In the spacious palm-fringed oasis of M’Hamid El Ghizlane in the Moroccan Sahara, people have lived self-sufficiently for hundreds of years.
But winter rains have dried up almost completely since the 1970s in the desert enclave. As a result, agriculture is unable to provide the same levels of income and has been abandoned almost entirely. Now, the town is a starting point for tours across the desert.
It’s thought that four-fifths of Morocco’s water resources could vanish over the next 25 years. And as climate change gathers pace, different versions of this story are playing out all over the world.
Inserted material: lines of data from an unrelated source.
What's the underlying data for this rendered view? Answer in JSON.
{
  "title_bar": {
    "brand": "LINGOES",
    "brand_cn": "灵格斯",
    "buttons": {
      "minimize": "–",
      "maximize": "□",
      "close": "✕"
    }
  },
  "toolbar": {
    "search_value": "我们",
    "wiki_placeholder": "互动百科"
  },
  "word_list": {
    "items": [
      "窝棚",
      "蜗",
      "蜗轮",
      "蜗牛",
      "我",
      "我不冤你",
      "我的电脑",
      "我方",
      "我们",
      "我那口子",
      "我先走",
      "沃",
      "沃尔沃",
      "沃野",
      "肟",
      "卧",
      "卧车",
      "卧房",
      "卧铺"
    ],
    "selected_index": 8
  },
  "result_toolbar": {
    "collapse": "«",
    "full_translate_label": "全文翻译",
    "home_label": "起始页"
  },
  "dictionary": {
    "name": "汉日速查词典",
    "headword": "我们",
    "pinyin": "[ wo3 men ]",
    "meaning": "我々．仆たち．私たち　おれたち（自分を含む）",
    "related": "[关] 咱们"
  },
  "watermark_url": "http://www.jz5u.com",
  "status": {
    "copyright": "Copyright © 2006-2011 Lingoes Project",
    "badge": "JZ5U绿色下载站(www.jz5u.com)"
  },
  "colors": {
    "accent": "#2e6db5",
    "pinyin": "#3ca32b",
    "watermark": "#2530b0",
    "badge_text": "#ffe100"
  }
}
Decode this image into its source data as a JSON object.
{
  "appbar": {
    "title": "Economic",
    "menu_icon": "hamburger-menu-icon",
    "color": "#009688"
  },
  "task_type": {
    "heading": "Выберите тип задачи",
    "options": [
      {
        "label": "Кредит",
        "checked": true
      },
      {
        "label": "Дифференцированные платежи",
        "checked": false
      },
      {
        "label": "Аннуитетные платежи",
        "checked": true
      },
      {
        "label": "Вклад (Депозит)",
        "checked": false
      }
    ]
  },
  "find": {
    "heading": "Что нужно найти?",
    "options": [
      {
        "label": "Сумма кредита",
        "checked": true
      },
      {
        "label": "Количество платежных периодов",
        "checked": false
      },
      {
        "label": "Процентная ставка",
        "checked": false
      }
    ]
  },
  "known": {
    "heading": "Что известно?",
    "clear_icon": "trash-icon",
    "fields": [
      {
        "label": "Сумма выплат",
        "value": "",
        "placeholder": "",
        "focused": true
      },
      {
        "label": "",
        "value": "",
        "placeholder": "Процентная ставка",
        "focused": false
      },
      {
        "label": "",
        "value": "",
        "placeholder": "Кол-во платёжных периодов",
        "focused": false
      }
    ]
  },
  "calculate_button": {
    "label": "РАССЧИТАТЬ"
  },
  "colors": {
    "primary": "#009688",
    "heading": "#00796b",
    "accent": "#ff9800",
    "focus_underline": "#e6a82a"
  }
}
Climate change is causing ever longer and more severe periods of drought. Besides this, many regions of the world lack the infrastructure to collect and sanitise water. And the high costs of private water supplies often mean that those living in poverty lack access to clean water.
Today, over 780 million people live without access to clean drinking water. The consequences of this for lives, livelihoods and quality of life of dwindling water resources are immense.
Here’s how communities worldwide are fighting for their water.
Climate change causes drought, leading to water crises across southern Africa
In South Africa, Cape Town faced such an extreme water crisis between 2017 and 2018 thanks to drought, that the term ‘Day Zero’ was coined – for when the water supply to the city effectively ran out. (It was in fact the term for when major dams supplying the city with water reached below a critical marker.)
Reaching ‘Day Zero’ would have made Cape Town the first major world city to run out of water. This would have meant extreme restrictions on water use, and queues for daily rations.
City officials launched a huge public campaign, and water use fell dramatically. Special tap devices and hand sanitiser pumps were installed across the city’s public washrooms. Capetonians learned to keep their grey (used) shower water for flushing toilets. Thirsty produce such as watercress was off the restaurants’ menus.
Water use fell dramatically to half of what it was by March 2018, to around half a billion litres a day.
Strong rains in June 2018 meant dam reserves were restored, heralding the end of the crisis.
Cape Town’s success at overcoming the city’s water crisis offers hope for other regions set to face water shortages in the future.
And thankfully, Africa is also a hub of environmental innovation – particularly when it comes to solar power.
Farmers in Kenya are farming using more ecological practices, increasing resilience and the ability to cope with climate change – through the use of solar-powered water pumps, for example.
In parts of the US, clean water is a luxury for those who can afford it – which can mean corporations over communities of colour
Even in wealthy countries like the US, clean water for citizens is sadly not a given. This lack of access to a fundamental human need is one of the clearest examples of environmental racism in the US.
In Flint, Michigan in 2014, disadvantaged communities were left with yellow water polluted with lead coming out of their taps, after a political decision had been taken to draw drinking water from the unsanitary Flint River. The residents that were forced to drink the water were more likely to be people of colour. Because of racial and income inequality they lacked the political power to force change.
And there are some places in the world’s mightiest economy that tap water simply isn’t available.
In New Mexico, Arizona and Utah, many within the Native American Navajo Nation (the largest federally-recognised sovereign tribe in the US with a population of over 200,000) lack access to the most basic services – including water.
Up to 40 percent of Navajo Nation households don’t have clean running water, and are forced to rely on weekly or daily visits to water pumps. The problem is so significant that generations of families have never experienced indoor plumbing.
In attempts to rectify this, the Navajo Water Project has been working on Navajo lands in New Mexico since 2013.
Rising temperatures associated with global warming have worsened drought conditions on Navajo lands over recent decades.
California is another part of the US that has faced prolonged drought in recent years. But one company has continued to extract California’s water – to sell in plastic bottles.
In 2015, Nestlé extracted 36 million gallons of water from a national forest to sell as bottled water. Nestlé kept drawing water to bottle even as Californians were ordered to cut their water use because of a historic drought in the state.
Climate change is bringing severe water scarcity to all corners of the globe – but innovations in water use may be able to help
From India to Africa, Europe to Australia – there is almost no part of the world that will remain unaffected by both climate change and its impacts on water supplies.
Fortunately, smart solutions are available. From desalination plants that turn sea water into fresh, to farming techniques that reduce contaminated water running out into special coastlines, water is finally getting the treatment it deserves.
It’s clear that water and a safe and stable climate are what the world has in common. Both are at risk.